* [What the task asks]
Repeat every entry in full. Match each line exactly.

* [Record extracts]
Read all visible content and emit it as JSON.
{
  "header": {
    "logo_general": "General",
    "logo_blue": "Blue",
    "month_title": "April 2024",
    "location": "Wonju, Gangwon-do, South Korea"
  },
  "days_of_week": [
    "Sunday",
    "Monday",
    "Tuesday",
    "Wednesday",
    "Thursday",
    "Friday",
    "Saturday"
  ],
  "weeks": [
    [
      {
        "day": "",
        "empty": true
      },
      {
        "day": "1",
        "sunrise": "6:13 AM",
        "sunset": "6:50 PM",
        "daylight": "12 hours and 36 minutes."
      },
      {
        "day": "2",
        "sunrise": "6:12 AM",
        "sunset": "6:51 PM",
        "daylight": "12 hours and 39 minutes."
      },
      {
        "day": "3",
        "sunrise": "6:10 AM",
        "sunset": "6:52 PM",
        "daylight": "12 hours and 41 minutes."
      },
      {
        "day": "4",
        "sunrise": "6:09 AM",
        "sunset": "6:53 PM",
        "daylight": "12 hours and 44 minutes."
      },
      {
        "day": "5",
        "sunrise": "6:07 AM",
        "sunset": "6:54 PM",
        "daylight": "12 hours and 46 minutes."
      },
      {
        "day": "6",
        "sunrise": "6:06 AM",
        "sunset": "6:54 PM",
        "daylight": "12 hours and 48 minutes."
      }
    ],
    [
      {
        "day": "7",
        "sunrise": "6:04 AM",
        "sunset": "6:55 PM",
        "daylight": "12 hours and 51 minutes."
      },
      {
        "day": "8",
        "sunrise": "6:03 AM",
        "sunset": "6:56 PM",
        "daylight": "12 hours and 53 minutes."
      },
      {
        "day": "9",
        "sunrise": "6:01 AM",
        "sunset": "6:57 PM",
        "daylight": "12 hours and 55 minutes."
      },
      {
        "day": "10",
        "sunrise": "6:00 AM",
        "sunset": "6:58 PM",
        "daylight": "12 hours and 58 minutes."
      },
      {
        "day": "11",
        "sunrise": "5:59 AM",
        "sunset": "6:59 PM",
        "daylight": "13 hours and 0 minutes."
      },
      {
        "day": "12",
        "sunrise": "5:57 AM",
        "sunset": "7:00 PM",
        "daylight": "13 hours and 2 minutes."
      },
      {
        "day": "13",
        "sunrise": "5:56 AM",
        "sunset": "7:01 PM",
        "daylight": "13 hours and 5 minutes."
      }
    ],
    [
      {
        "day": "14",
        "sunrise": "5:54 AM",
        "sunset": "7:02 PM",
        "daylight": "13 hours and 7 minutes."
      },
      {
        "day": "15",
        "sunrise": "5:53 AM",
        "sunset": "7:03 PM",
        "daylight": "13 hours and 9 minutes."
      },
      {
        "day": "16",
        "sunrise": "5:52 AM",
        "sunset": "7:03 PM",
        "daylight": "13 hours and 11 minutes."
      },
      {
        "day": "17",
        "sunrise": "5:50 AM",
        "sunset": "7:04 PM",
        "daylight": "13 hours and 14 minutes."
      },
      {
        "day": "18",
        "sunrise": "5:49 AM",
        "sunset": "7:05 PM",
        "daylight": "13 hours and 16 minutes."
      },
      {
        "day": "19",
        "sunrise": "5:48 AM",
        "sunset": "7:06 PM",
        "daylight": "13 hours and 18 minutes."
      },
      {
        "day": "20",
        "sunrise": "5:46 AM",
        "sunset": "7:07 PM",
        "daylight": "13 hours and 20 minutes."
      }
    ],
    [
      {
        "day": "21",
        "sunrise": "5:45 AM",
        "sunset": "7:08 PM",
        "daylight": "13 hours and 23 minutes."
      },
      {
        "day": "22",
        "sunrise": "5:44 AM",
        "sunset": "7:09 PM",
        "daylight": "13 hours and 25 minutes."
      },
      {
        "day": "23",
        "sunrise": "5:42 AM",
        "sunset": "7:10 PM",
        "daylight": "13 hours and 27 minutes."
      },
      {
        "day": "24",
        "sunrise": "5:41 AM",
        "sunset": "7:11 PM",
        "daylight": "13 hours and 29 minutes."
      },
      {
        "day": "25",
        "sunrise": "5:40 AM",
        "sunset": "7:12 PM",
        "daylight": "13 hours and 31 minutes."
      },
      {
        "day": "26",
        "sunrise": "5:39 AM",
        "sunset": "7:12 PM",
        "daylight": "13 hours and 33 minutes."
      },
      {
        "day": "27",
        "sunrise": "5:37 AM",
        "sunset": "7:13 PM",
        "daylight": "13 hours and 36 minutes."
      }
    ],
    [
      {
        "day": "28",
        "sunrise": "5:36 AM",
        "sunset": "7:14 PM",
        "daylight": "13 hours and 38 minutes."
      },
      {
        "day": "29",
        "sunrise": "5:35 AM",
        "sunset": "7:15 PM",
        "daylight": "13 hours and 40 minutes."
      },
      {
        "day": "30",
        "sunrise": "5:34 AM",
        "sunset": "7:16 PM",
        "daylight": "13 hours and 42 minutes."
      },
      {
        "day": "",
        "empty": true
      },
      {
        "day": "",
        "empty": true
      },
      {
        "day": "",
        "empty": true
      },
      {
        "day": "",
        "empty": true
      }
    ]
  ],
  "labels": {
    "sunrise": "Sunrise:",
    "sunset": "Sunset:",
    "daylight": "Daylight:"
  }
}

* [Response box]
Read all visible content and emit it as JSON.
{
  "header": {
    "logo_general": "General",
    "logo_blue": "Blue",
    "month_title": "April 2024",
    "location": "Wonju, Gangwon-do, South Korea"
  },
  "days_of_week": [
    "Sunday",
    "Monday",
    "Tuesday",
    "Wednesday",
    "Thursday",
    "Friday",
    "Saturday"
  ],
  "weeks": [
    [
      {
        "day": "",
        "empty": true
      },
      {
        "day": "1",
        "sunrise": "6:13 AM",
        "sunset": "6:50 PM",
        "daylight": "12 hours and 36 minutes."
      },
      {
        "day": "2",
        "sunrise": "6:12 AM",
        "sunset": "6:51 PM",
        "daylight": "12 hours and 39 minutes."
      },
      {
        "day": "3",
        "sunrise": "6:10 AM",
        "sunset": "6:52 PM",
        "daylight": "12 hours and 41 minutes."
      },
      {
        "day": "4",
        "sunrise": "6:09 AM",
        "sunset": "6:53 PM",
        "daylight": "12 hours and 44 minutes."
      },
      {
        "day": "5",
        "sunrise": "6:07 AM",
        "sunset": "6:54 PM",
        "daylight": "12 hours and 46 minutes."
      },
      {
        "day": "6",
        "sunrise": "6:06 AM",
        "sunset": "6:54 PM",
        "daylight": "12 hours and 48 minutes."
      }
    ],
    [
      {
        "day": "7",
        "sunrise": "6:04 AM",
        "sunset": "6:55 PM",
        "daylight": "12 hours and 51 minutes."
      },
      {
        "day": "8",
        "sunrise": "6:03 AM",
        "sunset": "6:56 PM",
        "daylight": "12 hours and 53 minutes."
      },
      {
        "day": "9",
        "sunrise": "6:01 AM",
        "sunset": "6:57 PM",
        "daylight": "12 hours and 55 minutes."
      },
      {
        "day": "10",
        "sunrise": "6:00 AM",
        "sunset": "6:58 PM",
        "daylight": "12 hours and 58 minutes."
      },
      {
        "day": "11",
        "sunrise": "5:59 AM",
        "sunset": "6:59 PM",
        "daylight": "13 hours and 0 minutes."
      },
      {
        "day": "12",
        "sunrise": "5:57 AM",
        "sunset": "7:00 PM",
        "daylight": "13 hours and 2 minutes."
      },
      {
        "day": "13",
        "sunrise": "5:56 AM",
        "sunset": "7:01 PM",
        "daylight": "13 hours and 5 minutes."
      }
    ],
    [
      {
        "day": "14",
        "sunrise": "5:54 AM",
        "sunset": "7:02 PM",
        "daylight": "13 hours and 7 minutes."
      },
      {
        "day": "15",
        "sunrise": "5:53 AM",
        "sunset": "7:03 PM",
        "daylight": "13 hours and 9 minutes."
      },
      {
        "day": "16",
        "sunrise": "5:52 AM",
        "sunset": "7:03 PM",
        "daylight": "13 hours and 11 minutes."
      },
      {
        "day": "17",
        "sunrise": "5:50 AM",
        "sunset": "7:04 PM",
        "daylight": "13 hours and 14 minutes."
      },
      {
        "day": "18",
        "sunrise": "5:49 AM",
        "sunset": "7:05 PM",
        "daylight": "13 hours and 16 minutes."
      },
      {
        "day": "19",
        "sunrise": "5:48 AM",
        "sunset": "7:06 PM",
        "daylight": "13 hours and 18 minutes."
      },
      {
        "day": "20",
        "sunrise": "5:46 AM",
        "sunset": "7:07 PM",
        "daylight": "13 hours and 20 minutes."
      }
    ],
    [
      {
        "day": "21",
        "sunrise": "5:45 AM",
        "sunset": "7:08 PM",
        "daylight": "13 hours and 23 minutes."
      },
      {
        "day": "22",
        "sunrise": "5:44 AM",
        "sunset": "7:09 PM",
        "daylight": "13 hours and 25 minutes."
      },
      {
        "day": "23",
        "sunrise": "5:42 AM",
        "sunset": "7:10 PM",
        "daylight": "13 hours and 27 minutes."
      },
      {
        "day": "24",
        "sunrise": "5:41 AM",
        "sunset": "7:11 PM",
        "daylight": "13 hours and 29 minutes."
      },
      {
        "day": "25",
        "sunrise": "5:40 AM",
        "sunset": "7:12 PM",
        "daylight": "13 hours and 31 minutes."
      },
      {
        "day": "26",
        "sunrise": "5:39 AM",
        "sunset": "7:12 PM",
        "daylight": "13 hours and 33 minutes."
      },
      {
        "day": "27",
        "sunrise": "5:37 AM",
        "sunset": "7:13 PM",
        "daylight": "13 hours and 36 minutes."
      }
    ],
    [
      {
        "day": "28",
        "sunrise": "5:36 AM",
        "sunset": "7:14 PM",
        "daylight": "13 hours and 38 minutes."
      },
      {
        "day": "29",
        "sunrise": "5:35 AM",
        "sunset": "7:15 PM",
        "daylight": "13 hours and 40 minutes."
      },
      {
        "day": "30",
        "sunrise": "5:34 AM",
        "sunset": "7:16 PM",
        "daylight": "13 hours and 42 minutes."
      },
      {
        "day": "",
        "empty": true
      },
      {
        "day": "",
        "empty": true
      },
      {
        "day": "",
        "empty": true
      },
      {
        "day": "",
        "empty": true
      }
    ]
  ],
  "labels": {
    "sunrise": "Sunrise:",
    "sunset": "Sunset:",
    "daylight": "Daylight:"
  }
}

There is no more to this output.